The 17-year-old center looked and sounded positively ecstatic to be joining the Los Angeles Kings, who got him 11th overall Friday at United Center.

“There’s no words to describe it,” said Vilardi. “It’s just joy. All your life you work so hard for this, and then to hear your name called, it’s just an amazing feeling. Having your family there, it’s even better.”

That said, the consensus was that he’d be drafted a fair bit sooner. At the Stanley Cup Final, he was one of four top prospects that the NHL trotted out for reporters. The other three were Nico Hischier, Nolan Patrick, and Casey Mittelstadt, the first, second, and eighth picks, respectively.
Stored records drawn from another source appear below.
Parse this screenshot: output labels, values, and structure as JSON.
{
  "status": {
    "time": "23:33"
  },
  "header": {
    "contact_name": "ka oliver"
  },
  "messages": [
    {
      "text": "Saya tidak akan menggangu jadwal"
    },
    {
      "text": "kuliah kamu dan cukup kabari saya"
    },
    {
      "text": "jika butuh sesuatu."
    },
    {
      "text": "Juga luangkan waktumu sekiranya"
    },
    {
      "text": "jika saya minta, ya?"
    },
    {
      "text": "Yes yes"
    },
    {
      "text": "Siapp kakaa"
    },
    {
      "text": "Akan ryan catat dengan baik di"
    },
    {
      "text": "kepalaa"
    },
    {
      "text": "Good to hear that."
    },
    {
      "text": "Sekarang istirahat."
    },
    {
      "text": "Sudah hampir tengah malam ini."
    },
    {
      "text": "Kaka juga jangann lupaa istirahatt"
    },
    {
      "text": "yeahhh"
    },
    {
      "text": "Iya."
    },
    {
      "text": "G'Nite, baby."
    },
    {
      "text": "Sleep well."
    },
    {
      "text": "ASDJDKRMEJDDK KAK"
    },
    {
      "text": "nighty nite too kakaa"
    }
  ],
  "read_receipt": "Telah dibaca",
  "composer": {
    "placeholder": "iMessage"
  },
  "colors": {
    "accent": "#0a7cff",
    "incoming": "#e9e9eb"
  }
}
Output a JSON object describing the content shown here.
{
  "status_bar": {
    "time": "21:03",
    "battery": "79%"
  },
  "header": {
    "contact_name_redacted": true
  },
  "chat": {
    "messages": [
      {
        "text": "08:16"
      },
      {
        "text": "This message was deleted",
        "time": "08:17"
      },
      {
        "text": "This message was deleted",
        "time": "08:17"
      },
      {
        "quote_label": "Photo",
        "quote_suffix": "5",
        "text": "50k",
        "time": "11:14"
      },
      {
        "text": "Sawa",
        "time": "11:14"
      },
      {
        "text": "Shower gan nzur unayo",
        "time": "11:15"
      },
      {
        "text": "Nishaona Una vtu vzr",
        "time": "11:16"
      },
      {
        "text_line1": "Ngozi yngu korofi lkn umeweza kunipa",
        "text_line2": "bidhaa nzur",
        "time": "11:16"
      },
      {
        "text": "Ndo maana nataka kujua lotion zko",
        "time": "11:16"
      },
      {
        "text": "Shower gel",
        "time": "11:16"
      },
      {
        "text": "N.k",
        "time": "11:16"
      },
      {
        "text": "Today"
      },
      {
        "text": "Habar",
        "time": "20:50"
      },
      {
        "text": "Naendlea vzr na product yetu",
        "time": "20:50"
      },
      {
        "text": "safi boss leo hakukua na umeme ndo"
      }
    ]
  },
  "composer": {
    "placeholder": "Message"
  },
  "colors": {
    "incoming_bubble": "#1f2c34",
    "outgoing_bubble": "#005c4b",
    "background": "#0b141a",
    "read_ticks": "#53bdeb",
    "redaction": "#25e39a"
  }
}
If there’s a knock on Vilardi, it’s his skating. To really thrive in the NHL, it’ll need to get better. That’s why he’s off to Minnesota this summer to work with power-skating coach Barry Karn.

“I know what I need to work on,” he said. “I got a plan in place.”

Vilardi just won the Memorial Cup with the Windsor Spitfires. Now he’ll be joining a team that’s won two Stanley Cups in the last six years with the likes of Anze Kopitar, Jeff Carter, and Drew Doughty.

“I watch Kopitar a lot,” Vilardi said. “I really like the way he plays. I think some of his attributes are similar to mine. He’s so smart with the puck. He’s tough to knock off the puck. I can’t wait to go there, meet him and take whatever I can from him and apply it to my own game.”

Related: Gabriel Vilardi deserves your attention